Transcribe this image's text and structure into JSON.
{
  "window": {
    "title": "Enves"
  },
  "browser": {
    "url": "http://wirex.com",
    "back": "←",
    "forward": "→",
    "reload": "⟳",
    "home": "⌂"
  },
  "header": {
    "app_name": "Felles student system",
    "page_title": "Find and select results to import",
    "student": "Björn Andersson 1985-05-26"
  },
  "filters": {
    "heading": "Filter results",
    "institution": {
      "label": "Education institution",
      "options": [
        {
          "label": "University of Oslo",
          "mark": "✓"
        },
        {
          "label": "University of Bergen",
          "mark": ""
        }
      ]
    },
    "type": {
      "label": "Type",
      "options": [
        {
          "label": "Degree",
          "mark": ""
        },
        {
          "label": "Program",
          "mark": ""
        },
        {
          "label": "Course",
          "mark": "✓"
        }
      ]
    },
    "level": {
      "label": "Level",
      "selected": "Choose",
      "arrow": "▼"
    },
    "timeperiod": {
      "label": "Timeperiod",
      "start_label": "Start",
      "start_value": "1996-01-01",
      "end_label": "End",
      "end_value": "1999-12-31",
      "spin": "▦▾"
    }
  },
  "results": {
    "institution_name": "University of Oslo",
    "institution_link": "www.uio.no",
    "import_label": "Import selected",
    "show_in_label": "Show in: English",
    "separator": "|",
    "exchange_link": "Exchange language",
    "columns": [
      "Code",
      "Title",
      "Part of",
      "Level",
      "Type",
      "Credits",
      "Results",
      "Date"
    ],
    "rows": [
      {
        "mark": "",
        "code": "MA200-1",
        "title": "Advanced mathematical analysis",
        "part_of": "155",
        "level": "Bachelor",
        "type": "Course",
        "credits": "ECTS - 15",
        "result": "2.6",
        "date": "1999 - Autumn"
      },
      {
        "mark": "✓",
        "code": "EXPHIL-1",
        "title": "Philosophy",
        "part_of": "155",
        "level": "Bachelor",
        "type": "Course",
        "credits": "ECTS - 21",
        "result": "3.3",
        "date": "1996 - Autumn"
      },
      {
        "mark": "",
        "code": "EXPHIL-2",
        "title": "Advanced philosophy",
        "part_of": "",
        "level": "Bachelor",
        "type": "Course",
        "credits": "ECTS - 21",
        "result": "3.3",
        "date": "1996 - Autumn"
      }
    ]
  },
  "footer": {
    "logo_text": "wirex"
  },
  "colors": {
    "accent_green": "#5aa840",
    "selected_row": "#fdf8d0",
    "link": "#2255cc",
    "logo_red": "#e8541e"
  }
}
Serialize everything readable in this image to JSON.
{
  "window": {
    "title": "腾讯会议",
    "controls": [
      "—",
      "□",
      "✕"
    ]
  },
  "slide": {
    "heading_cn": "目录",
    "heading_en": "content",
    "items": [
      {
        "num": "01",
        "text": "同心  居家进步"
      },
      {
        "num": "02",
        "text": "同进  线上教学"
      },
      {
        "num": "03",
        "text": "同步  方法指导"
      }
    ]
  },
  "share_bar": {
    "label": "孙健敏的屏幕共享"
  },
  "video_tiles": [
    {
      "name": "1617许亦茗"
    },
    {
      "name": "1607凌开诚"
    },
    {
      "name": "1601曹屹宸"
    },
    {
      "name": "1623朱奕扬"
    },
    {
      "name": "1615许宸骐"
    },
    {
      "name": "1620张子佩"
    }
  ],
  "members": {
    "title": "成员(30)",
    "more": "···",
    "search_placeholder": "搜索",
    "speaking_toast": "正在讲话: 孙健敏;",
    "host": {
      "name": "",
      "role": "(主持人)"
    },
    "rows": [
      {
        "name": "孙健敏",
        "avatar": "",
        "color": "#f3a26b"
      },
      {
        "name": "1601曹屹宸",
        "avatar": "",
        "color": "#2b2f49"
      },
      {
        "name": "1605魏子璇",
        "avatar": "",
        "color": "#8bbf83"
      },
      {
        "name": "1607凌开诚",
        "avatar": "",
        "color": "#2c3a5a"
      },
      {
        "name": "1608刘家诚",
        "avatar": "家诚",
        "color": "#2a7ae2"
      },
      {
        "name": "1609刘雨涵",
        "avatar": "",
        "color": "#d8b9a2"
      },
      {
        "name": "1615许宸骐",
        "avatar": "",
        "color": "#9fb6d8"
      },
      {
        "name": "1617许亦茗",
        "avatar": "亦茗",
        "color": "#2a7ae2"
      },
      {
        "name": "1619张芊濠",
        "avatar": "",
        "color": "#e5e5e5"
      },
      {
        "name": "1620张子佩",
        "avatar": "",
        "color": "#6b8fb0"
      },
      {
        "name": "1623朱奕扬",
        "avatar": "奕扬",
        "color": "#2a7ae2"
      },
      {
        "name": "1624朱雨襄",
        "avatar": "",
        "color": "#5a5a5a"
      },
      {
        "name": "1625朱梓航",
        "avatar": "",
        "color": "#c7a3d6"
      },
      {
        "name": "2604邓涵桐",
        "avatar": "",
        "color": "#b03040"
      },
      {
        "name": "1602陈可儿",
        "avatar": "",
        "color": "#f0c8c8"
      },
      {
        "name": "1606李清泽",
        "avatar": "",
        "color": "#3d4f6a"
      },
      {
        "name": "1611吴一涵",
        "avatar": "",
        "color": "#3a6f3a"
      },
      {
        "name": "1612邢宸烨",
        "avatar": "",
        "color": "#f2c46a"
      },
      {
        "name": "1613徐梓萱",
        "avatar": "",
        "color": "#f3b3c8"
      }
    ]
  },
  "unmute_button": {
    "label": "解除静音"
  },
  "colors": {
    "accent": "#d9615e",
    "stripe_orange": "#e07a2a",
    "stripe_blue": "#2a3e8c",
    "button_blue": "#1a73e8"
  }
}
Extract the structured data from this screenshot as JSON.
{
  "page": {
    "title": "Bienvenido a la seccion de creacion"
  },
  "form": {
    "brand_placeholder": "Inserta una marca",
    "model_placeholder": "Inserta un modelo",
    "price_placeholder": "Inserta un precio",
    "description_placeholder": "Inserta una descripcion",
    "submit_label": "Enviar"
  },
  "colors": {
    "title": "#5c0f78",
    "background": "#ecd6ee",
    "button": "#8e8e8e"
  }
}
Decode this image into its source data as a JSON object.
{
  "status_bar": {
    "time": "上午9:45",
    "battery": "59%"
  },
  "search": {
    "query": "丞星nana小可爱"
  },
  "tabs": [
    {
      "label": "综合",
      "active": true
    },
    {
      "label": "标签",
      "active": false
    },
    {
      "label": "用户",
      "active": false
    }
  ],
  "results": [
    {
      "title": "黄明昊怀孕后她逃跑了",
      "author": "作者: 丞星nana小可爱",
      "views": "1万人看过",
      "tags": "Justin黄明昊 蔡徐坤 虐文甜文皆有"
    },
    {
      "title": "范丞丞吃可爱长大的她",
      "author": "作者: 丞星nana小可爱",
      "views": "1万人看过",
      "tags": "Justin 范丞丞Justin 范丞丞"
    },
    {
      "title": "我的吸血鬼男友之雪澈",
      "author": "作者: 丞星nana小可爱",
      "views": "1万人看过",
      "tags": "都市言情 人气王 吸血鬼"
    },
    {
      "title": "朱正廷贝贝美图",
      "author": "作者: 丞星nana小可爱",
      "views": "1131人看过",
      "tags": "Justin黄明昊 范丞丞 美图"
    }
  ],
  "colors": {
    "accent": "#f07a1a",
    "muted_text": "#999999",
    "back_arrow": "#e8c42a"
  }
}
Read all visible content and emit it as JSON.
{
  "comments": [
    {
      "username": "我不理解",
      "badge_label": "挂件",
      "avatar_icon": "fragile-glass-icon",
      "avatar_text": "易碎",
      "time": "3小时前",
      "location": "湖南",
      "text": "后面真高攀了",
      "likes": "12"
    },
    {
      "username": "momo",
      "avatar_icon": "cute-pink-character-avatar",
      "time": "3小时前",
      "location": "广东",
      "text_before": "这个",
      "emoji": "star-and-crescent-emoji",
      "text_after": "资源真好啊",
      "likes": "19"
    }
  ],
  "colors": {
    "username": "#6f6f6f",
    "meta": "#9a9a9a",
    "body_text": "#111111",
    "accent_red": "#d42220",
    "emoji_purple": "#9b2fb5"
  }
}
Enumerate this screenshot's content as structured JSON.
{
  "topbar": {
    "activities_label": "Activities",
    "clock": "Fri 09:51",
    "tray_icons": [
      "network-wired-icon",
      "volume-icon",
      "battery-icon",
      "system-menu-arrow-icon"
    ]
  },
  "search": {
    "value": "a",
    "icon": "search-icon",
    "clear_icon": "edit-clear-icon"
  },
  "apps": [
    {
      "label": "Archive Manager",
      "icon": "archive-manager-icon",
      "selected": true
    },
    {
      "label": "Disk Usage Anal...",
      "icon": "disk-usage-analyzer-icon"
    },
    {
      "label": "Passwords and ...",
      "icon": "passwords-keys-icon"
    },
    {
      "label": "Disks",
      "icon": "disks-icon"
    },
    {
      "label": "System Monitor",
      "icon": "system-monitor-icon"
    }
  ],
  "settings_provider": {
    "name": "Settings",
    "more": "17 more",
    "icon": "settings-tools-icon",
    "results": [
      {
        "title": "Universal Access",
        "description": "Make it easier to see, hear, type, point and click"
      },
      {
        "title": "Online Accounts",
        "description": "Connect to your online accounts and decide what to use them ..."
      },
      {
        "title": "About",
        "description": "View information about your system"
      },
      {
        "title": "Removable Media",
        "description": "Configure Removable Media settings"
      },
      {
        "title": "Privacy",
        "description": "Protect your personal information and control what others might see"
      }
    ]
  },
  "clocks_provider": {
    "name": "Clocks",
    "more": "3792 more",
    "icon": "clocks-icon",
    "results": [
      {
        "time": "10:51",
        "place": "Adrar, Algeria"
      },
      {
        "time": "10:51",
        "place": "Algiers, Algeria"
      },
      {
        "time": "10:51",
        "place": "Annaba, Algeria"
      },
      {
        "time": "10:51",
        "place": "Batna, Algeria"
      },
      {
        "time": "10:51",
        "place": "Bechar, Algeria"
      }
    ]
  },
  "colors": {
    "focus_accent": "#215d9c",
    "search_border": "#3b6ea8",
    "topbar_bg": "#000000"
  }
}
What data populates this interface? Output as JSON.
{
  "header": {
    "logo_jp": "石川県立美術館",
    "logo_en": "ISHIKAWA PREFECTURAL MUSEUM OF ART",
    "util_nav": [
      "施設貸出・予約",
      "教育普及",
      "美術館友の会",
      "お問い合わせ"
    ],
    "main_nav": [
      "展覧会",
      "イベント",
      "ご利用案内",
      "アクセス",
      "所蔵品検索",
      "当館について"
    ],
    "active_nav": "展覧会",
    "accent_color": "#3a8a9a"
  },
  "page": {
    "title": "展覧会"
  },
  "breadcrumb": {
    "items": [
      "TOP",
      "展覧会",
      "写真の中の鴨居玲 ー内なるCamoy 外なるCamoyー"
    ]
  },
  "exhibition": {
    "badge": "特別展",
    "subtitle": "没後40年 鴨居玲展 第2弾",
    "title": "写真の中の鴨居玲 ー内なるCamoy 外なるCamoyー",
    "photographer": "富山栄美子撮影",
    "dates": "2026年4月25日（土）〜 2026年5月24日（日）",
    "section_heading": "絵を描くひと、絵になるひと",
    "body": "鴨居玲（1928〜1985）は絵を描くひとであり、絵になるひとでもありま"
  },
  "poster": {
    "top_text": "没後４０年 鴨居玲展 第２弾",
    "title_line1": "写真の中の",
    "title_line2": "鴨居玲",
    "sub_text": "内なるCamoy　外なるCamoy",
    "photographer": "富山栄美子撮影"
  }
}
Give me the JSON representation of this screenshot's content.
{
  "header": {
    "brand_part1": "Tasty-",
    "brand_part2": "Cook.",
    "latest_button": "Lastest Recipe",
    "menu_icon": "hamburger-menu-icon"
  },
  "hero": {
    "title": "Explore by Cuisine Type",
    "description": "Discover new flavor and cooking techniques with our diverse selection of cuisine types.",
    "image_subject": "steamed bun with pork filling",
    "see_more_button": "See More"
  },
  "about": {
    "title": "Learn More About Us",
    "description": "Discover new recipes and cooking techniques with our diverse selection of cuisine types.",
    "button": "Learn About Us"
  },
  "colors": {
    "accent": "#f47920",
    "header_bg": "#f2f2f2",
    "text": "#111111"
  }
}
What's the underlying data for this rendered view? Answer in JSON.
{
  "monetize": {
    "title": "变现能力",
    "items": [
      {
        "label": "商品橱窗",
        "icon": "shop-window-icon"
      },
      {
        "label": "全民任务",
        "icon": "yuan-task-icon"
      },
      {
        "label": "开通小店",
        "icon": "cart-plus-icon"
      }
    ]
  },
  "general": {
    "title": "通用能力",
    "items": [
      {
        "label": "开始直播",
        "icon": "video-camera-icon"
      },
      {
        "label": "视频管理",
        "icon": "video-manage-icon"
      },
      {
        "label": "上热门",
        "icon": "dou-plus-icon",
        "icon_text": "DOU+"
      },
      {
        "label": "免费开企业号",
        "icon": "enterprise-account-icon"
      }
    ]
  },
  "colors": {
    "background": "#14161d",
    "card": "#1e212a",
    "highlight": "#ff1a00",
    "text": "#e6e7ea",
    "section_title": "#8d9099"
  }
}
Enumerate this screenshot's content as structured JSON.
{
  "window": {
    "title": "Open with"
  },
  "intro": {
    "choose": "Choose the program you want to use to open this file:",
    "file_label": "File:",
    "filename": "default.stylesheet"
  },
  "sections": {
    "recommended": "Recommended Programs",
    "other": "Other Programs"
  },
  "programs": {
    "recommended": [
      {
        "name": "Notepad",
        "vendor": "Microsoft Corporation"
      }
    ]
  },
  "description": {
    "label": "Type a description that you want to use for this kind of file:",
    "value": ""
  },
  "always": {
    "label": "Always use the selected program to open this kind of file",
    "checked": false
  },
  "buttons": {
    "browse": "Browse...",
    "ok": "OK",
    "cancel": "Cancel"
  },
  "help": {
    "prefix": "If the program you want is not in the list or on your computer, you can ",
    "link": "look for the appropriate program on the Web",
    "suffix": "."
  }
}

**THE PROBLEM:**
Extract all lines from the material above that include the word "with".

**OUTPUT BELOW:**
    "description": "Discover new flavor and cooking techniques with our diverse selection of cuisine types.",
    "image_subject": "steamed bun with pork filling",
    "description": "Discover new recipes and cooking techniques with our diverse selection of cuisine types.",
    "title": "Open with"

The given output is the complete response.